In one of the more unusual marketing campaigns undertaken by state government, California prison officials are asking inmates to bid adieu to their cellmates and transfer to lockups elsewhere in the country.

As part of the recruitment drive, wardens are screening a film extolling the virtues of out-of-state prisons and reminding convicts of the violent, overcrowded, racially charged conditions they face in California.

"You get 79 channels here — ESPN!" one tattooed California felon, now housed in Tennessee, says in the movie.

"They talk to us like humans," says another, "not like animals."
Initially, a government survey suggested that as many as 19,000 inmates would be interested in a transfer (read: better conditions), but so far only a few hundred have taken the state up on the offer. Inmates and officials cite a variety of reasons for the disparity, including relationships on the outside that prisoners have with family and friends. In addition,
[s]ome convicts have been disqualified to transfer because of medical or mental health problems or because they require a high level of security not offered in the out-of-state facilities that have agreed to take California prisoners.

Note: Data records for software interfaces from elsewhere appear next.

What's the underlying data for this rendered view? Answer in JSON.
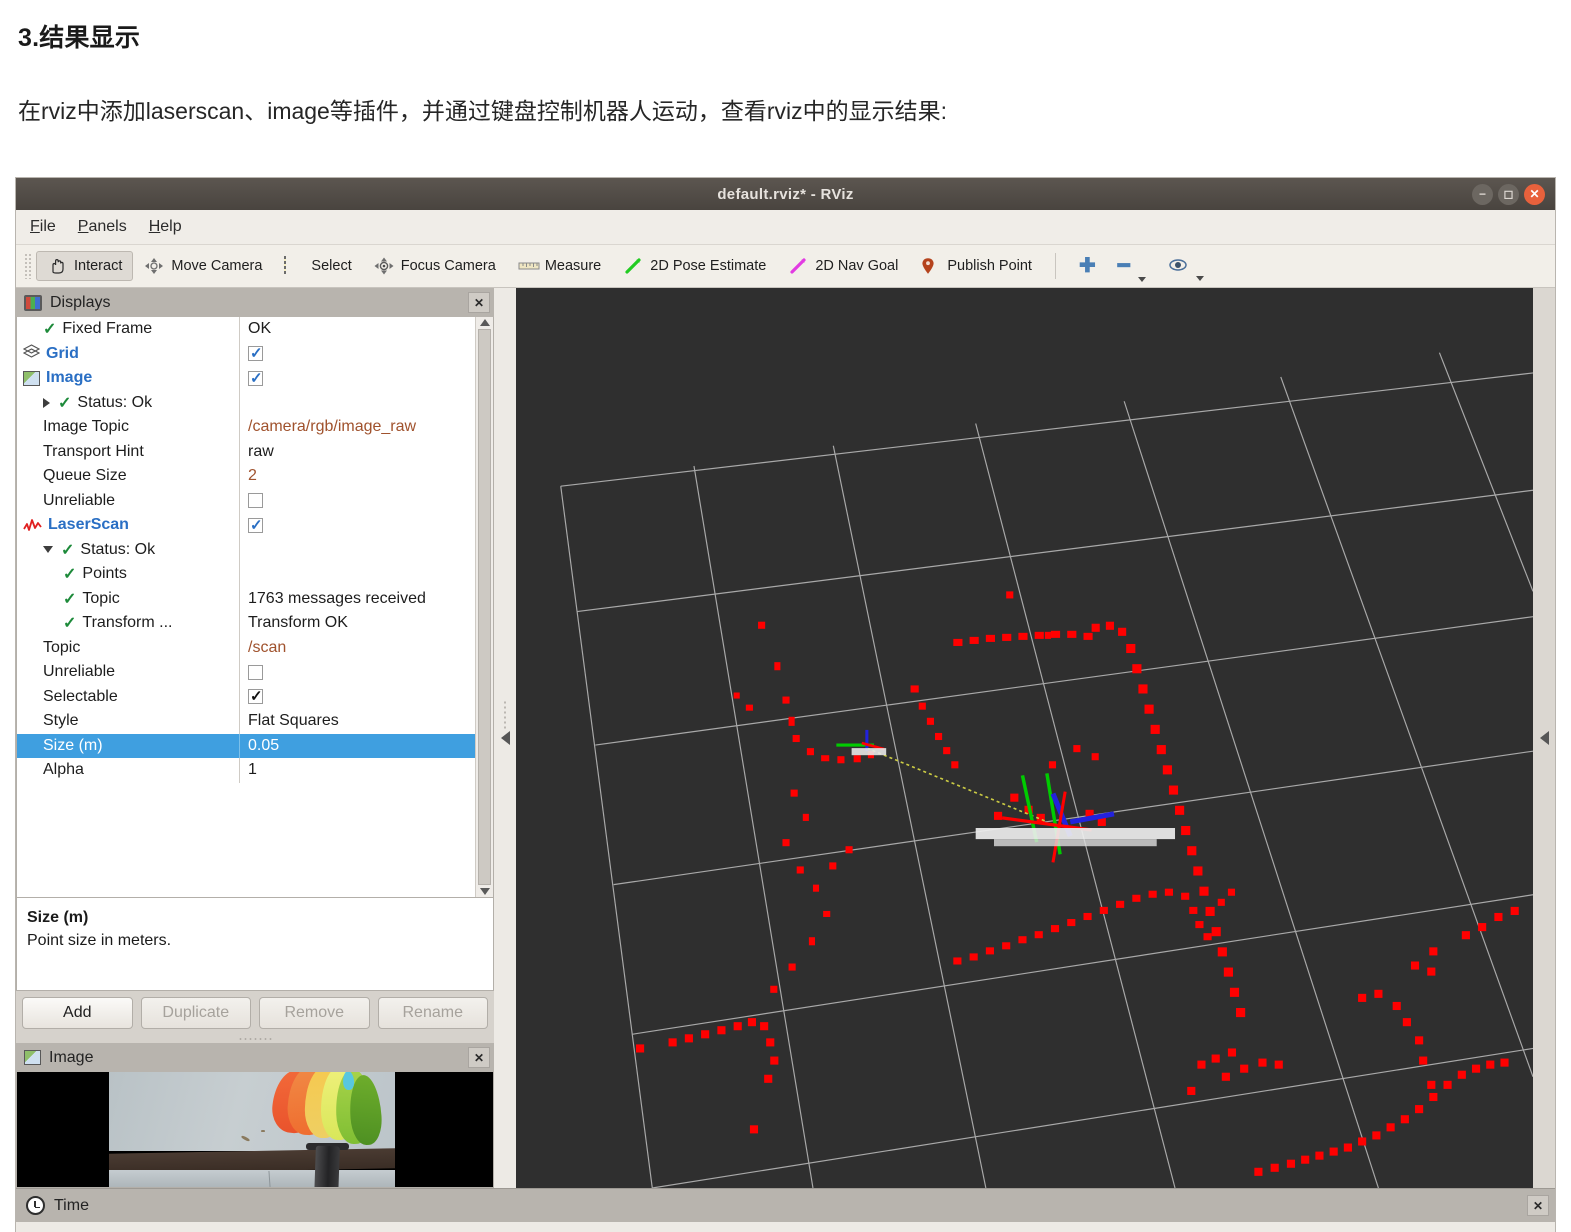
{
  "document": {
    "heading": "3.结果显示",
    "paragraph": "在rviz中添加laserscan、image等插件，并通过键盘控制机器人运动，查看rviz中的显示结果:"
  },
  "window": {
    "title": "default.rviz* - RViz",
    "buttons": {
      "minimize": "–",
      "maximize": "❐",
      "close": "✕"
    }
  },
  "menubar": [
    {
      "label": "File",
      "accel": "F"
    },
    {
      "label": "Panels",
      "accel": "P"
    },
    {
      "label": "Help",
      "accel": "H"
    }
  ],
  "toolbar": {
    "items": [
      {
        "label": "Interact",
        "icon": "hand-icon",
        "active": true
      },
      {
        "label": "Move Camera",
        "icon": "move-camera-icon",
        "active": false
      },
      {
        "label": "Select",
        "icon": "select-icon",
        "active": false
      },
      {
        "label": "Focus Camera",
        "icon": "focus-camera-icon",
        "active": false
      },
      {
        "label": "Measure",
        "icon": "measure-icon",
        "active": false
      },
      {
        "label": "2D Pose Estimate",
        "icon": "pose-estimate-icon",
        "active": false
      },
      {
        "label": "2D Nav Goal",
        "icon": "nav-goal-icon",
        "active": false
      },
      {
        "label": "Publish Point",
        "icon": "publish-point-icon",
        "active": false
      }
    ],
    "extra": [
      {
        "icon": "plus-icon",
        "label": "+"
      },
      {
        "icon": "minus-icon",
        "label": "–"
      },
      {
        "icon": "eye-icon",
        "label": "◉"
      }
    ]
  },
  "displays_panel": {
    "title": "Displays",
    "close_label": "✕",
    "rows": [
      {
        "label": "Fixed Frame",
        "value": "OK",
        "indent": 1,
        "marker": "check",
        "value_type": "text"
      },
      {
        "label": "Grid",
        "value": "",
        "indent": 0,
        "marker": "grid-icon",
        "value_type": "checkbox-on",
        "bold": true
      },
      {
        "label": "Image",
        "value": "",
        "indent": 0,
        "marker": "image-icon",
        "value_type": "checkbox-on",
        "bold": true
      },
      {
        "label": "Status: Ok",
        "value": "",
        "indent": 1,
        "marker": "arrow-right-check",
        "value_type": "none"
      },
      {
        "label": "Image Topic",
        "value": "/camera/rgb/image_raw",
        "indent": 1,
        "marker": "none",
        "value_type": "text-orange"
      },
      {
        "label": "Transport Hint",
        "value": "raw",
        "indent": 1,
        "marker": "none",
        "value_type": "text"
      },
      {
        "label": "Queue Size",
        "value": "2",
        "indent": 1,
        "marker": "none",
        "value_type": "text-orange"
      },
      {
        "label": "Unreliable",
        "value": "",
        "indent": 1,
        "marker": "none",
        "value_type": "checkbox-off"
      },
      {
        "label": "LaserScan",
        "value": "",
        "indent": 0,
        "marker": "laserscan-icon",
        "value_type": "checkbox-on",
        "bold": true
      },
      {
        "label": "Status: Ok",
        "value": "",
        "indent": 1,
        "marker": "arrow-down-check",
        "value_type": "none"
      },
      {
        "label": "Points",
        "value": "",
        "indent": 2,
        "marker": "check",
        "value_type": "none"
      },
      {
        "label": "Topic",
        "value": "1763 messages received",
        "indent": 2,
        "marker": "check",
        "value_type": "text"
      },
      {
        "label": "Transform ...",
        "value": "Transform OK",
        "indent": 2,
        "marker": "check",
        "value_type": "text"
      },
      {
        "label": "Topic",
        "value": "/scan",
        "indent": 1,
        "marker": "none",
        "value_type": "text-orange"
      },
      {
        "label": "Unreliable",
        "value": "",
        "indent": 1,
        "marker": "none",
        "value_type": "checkbox-off"
      },
      {
        "label": "Selectable",
        "value": "",
        "indent": 1,
        "marker": "none",
        "value_type": "checkbox-on-dark"
      },
      {
        "label": "Style",
        "value": "Flat Squares",
        "indent": 1,
        "marker": "none",
        "value_type": "text"
      },
      {
        "label": "Size (m)",
        "value": "0.05",
        "indent": 1,
        "marker": "none",
        "value_type": "text",
        "selected": true
      },
      {
        "label": "Alpha",
        "value": "1",
        "indent": 1,
        "marker": "none",
        "value_type": "text"
      }
    ]
  },
  "description": {
    "title": "Size (m)",
    "text": "Point size in meters."
  },
  "action_buttons": [
    {
      "label": "Add",
      "enabled": true
    },
    {
      "label": "Duplicate",
      "enabled": false
    },
    {
      "label": "Remove",
      "enabled": false
    },
    {
      "label": "Rename",
      "enabled": false
    }
  ],
  "image_panel": {
    "title": "Image",
    "close_label": "✕"
  },
  "time_panel": {
    "title": "Time",
    "close_label": "✕"
  },
  "viewport": {
    "background_color": "#2f2f2f",
    "grid_color": "#b4b4b4",
    "scan_color": "#ff0000",
    "axis_x_color": "#ff0000",
    "axis_y_color": "#00cc00",
    "axis_z_color": "#2222dd",
    "connector_color": "#cccc44",
    "collapse_left": "◀",
    "collapse_right": "◀"
  }
}
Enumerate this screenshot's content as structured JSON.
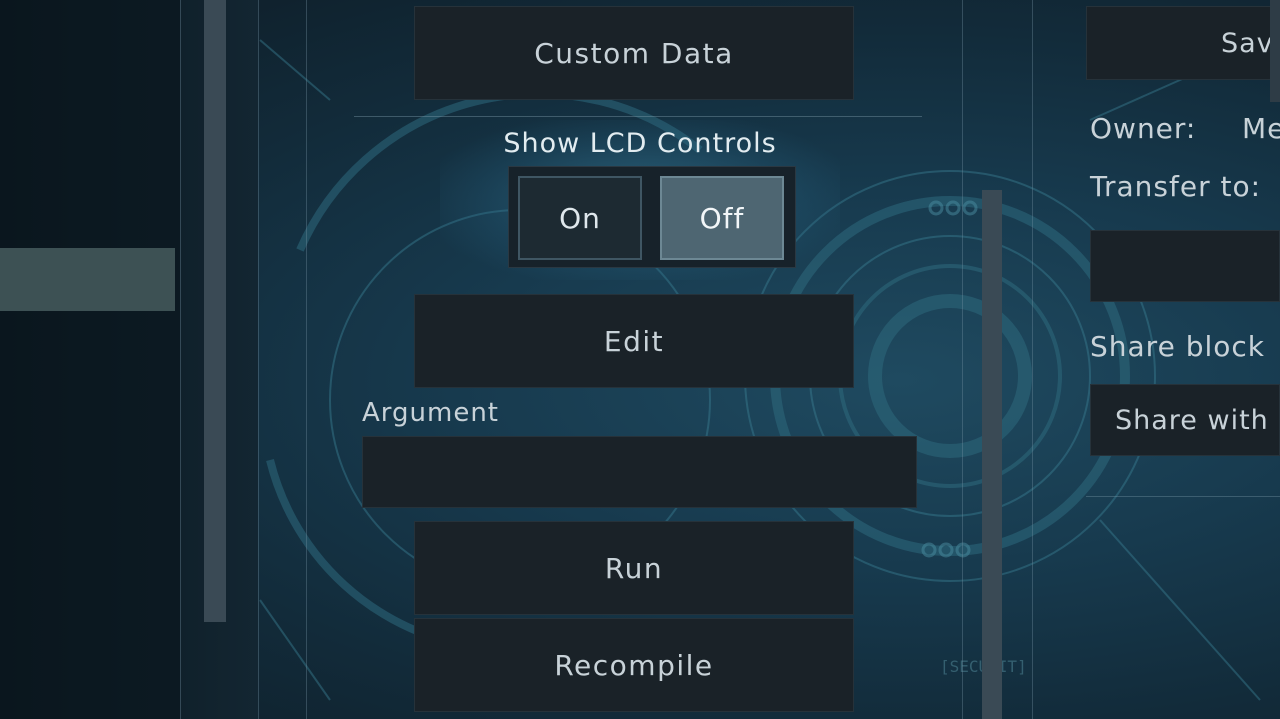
{
  "program_panel": {
    "custom_data_label": "Custom Data",
    "lcd_controls_label": "Show LCD Controls",
    "toggle_on_label": "On",
    "toggle_off_label": "Off",
    "toggle_selected": "Off",
    "edit_label": "Edit",
    "argument_label": "Argument",
    "argument_value": "",
    "run_label": "Run",
    "recompile_label": "Recompile"
  },
  "ownership_panel": {
    "save_label": "Sav",
    "owner_label": "Owner:",
    "owner_value": "Me",
    "transfer_label": "Transfer to:",
    "transfer_value": "",
    "share_block_label": "Share block",
    "share_with_label": "Share with"
  },
  "background_text": "[SECURIT]",
  "colors": {
    "button_bg": "#1a2228",
    "toggle_selected_bg": "#4e6672",
    "text": "#c8d2d8",
    "backdrop": "#173a4e"
  }
}
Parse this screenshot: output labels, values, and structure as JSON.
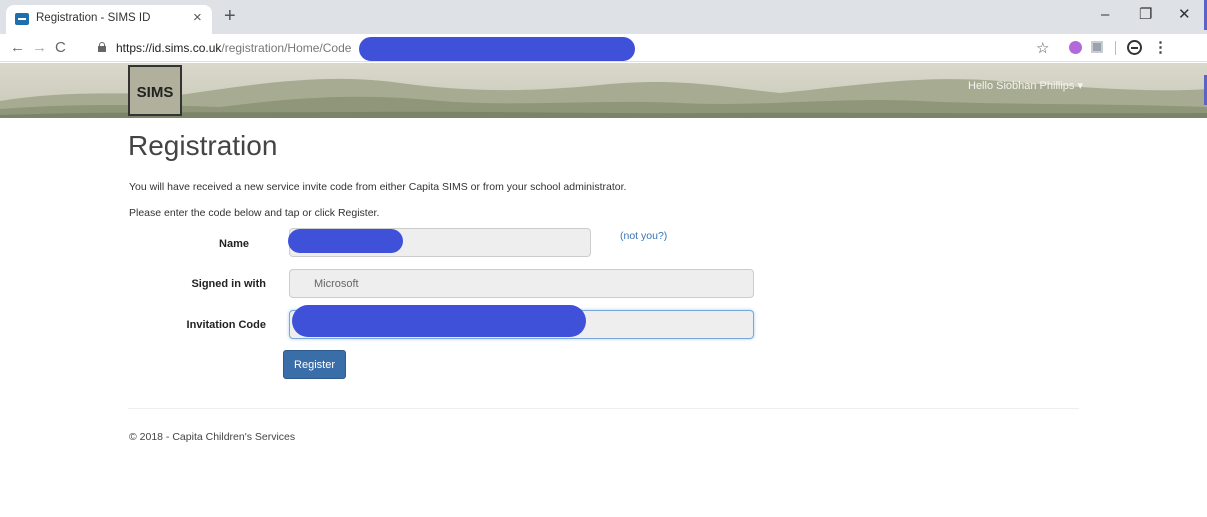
{
  "browser": {
    "tab_title": "Registration - SIMS ID",
    "tab_close": "×",
    "new_tab": "+",
    "win_min": "–",
    "win_max": "❐",
    "win_close": "✕",
    "back": "←",
    "forward": "→",
    "reload": "C",
    "url_host": "https://id.sims.co.uk",
    "url_path": "/registration/Home/Code",
    "star": "☆",
    "menu": "⋮"
  },
  "header": {
    "logo_text": "SIMS",
    "greeting": "Hello Siobhan Phillips ▾"
  },
  "main": {
    "title": "Registration",
    "intro_1": "You will have received a new service invite code from either Capita SIMS or from your school administrator.",
    "intro_2": "Please enter the code below and tap or click Register.",
    "form": {
      "name_label": "Name",
      "not_you_link": "(not you?)",
      "signed_in_label": "Signed in with",
      "signed_in_value": "Microsoft",
      "invitation_label": "Invitation Code",
      "register_button": "Register"
    }
  },
  "footer": {
    "copyright": "© 2018 - Capita Children's Services"
  },
  "colors": {
    "accent": "#3a6ea8",
    "link": "#3a73b7",
    "redaction": "#3f51d9"
  },
  "icons": [
    "lock-icon",
    "star-icon",
    "extension-icon",
    "profile-icon",
    "menu-icon"
  ]
}
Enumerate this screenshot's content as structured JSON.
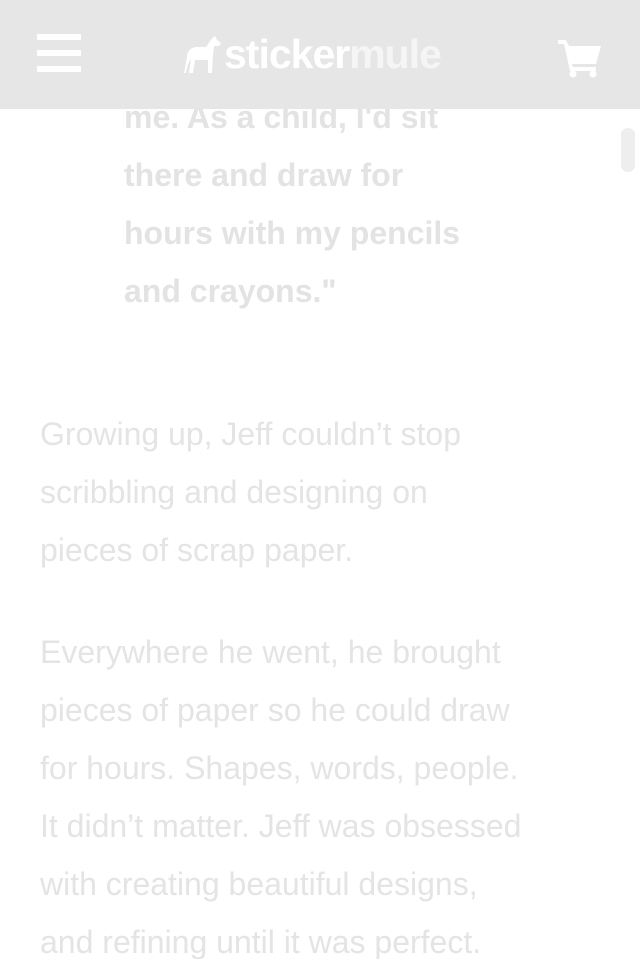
{
  "header": {
    "menu_icon": "hamburger-menu-icon",
    "logo": {
      "icon": "mule-icon",
      "word_part1": "sticker",
      "word_part2": "mule"
    },
    "cart_icon": "shopping-cart-icon"
  },
  "article": {
    "quote_lines": [
      "me. As a child, I'd sit",
      "there and draw for",
      "hours with my pencils",
      "and crayons.\""
    ],
    "paragraph1_lines": [
      "Growing up, Jeff couldn’t stop",
      "scribbling and designing on",
      "pieces of scrap paper."
    ],
    "paragraph2_lines": [
      "Everywhere he went, he brought",
      "pieces of paper so he could draw",
      "for hours. Shapes, words, people.",
      "It didn’t matter. Jeff was obsessed",
      "with creating beautiful designs,",
      "and refining until it was perfect."
    ]
  }
}
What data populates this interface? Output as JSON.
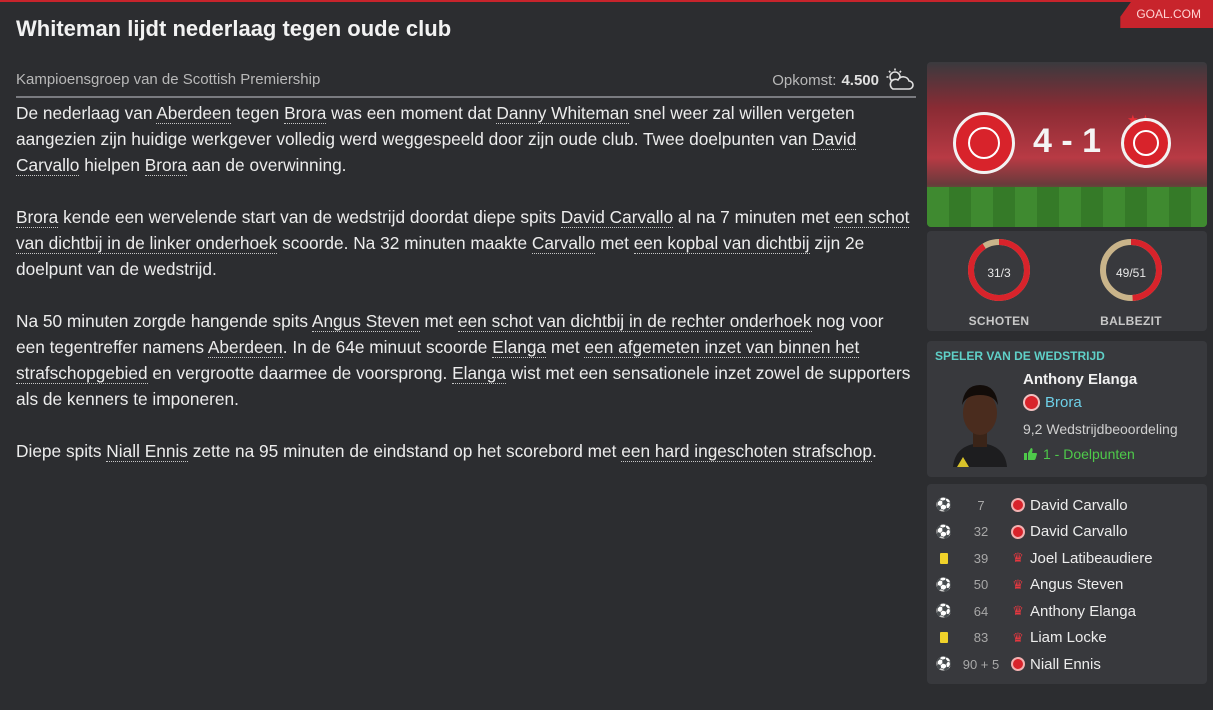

But two other factors may be deflating interest, officials say.

Prison gangs, wary of losing troops and control behind bars, have reportedly warned inmates not to sign up.

And false but persistent rumors of possible early releases in California also may be deterring volunteers. Because of a pending lawsuit seeking to cap the inmate population, many convicts apparently believe that a judge may allow some to go free before the end of their terms — an opportunity they would miss if they were housed in another state.

"Most of these inmates have some family or girlfriend or pen pal or other connection here, so the idea of transferring a long ways away, to the unknown, is not that attractive," said Lance Corcoran, a lobbyist with the California Correctional Peace Officers Assn. "Not that the department hasn't tried. They've marketed these places like cruise ships."
No doubt, many prisoners also suspect that the reality of a transfer may not live up to the promises made, given the general condition of most American prisons.

The article goes on to describe the video, which is 20 minutes long and broadcast over the prison TV system.
The... movie depicts the entire relocation experience, including searches and shackling at the beginning, a charter flight and the arrival at a clean, quiet prison with polished floors.

Most compelling are testimonials from some of the 80 convicts who already have arrived at the West Tennessee Detention Facility in Mason, a private lockup run by Corrections Corp. of America.

In voluntary interviews, inmates praise their new surroundings, including the food, the staff, the recreation and the job and education opportunities.

Footage shows inmates lounging in roomy cells with views, playing basketball and chess, lining up for hot meals and chatting amiably with smiling officers.

Inmates of different races mingle — something unheard of on a California prison yard — and one convict marvels that "we've already had dental exams," which are hard to come by behind bars in the Golden State.

"It blew all of our minds," one inmate says of the Tennessee experience. "We didn't expect all this."
But Schwarzenegger ought to know better than that. After all, didn't he star in the classic 80's movie, "The Running Man," where supposed "winners" of previous battles to the death were revealed to have been murdered instead of delivered to the promised tropical paradises?

Undeterred by prisoners' lack of enthusiasm for the deal, the governor promises to forge ahead. He has rescinded an order forbidding out of state transfers without an inmate's consent. True to the formula, the new policy will find its first application against non-citizens. Citizens will surely follow close behind.



Post a Comment

Links to this post:

Create a Link

<< Home

Powered by Blogger